Extracted records:
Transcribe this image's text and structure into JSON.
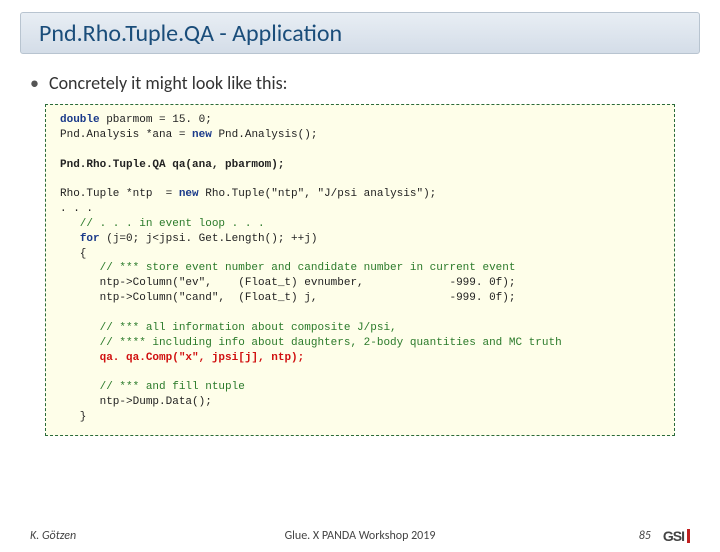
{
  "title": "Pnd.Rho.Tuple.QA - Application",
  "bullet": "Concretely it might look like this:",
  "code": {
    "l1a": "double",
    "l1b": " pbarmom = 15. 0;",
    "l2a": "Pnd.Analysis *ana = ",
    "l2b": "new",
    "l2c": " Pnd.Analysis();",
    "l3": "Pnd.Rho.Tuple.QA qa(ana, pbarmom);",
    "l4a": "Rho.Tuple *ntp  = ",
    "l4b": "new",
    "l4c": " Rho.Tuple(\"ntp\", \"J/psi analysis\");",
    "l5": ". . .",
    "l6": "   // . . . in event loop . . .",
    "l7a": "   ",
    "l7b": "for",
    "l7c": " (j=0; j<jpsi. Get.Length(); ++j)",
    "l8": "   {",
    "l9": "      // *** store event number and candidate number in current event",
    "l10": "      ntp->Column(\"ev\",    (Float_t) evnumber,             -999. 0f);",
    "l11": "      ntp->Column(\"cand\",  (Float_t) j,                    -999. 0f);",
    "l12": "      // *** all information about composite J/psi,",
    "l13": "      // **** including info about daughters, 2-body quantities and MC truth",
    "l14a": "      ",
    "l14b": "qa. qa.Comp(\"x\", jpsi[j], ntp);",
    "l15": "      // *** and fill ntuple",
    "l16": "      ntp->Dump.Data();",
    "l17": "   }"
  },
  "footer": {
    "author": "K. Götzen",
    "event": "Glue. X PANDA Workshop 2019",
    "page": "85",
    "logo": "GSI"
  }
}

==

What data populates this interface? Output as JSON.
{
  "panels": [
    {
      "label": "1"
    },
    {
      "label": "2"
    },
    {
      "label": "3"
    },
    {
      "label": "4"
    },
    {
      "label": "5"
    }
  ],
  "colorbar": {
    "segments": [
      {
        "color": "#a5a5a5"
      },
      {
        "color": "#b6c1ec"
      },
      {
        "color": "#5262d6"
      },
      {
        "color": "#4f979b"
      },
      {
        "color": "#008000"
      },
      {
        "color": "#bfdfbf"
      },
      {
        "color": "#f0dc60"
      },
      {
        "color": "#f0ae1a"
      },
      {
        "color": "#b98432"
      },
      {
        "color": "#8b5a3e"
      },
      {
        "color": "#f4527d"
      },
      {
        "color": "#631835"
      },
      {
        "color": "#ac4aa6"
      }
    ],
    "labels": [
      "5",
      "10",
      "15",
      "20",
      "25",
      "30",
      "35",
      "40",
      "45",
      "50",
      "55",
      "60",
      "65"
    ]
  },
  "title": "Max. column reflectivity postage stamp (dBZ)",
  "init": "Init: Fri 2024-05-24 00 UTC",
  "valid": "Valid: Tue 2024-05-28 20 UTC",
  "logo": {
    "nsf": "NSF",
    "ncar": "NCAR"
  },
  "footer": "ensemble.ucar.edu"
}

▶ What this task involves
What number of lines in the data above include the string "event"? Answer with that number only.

▶ Exercise result
3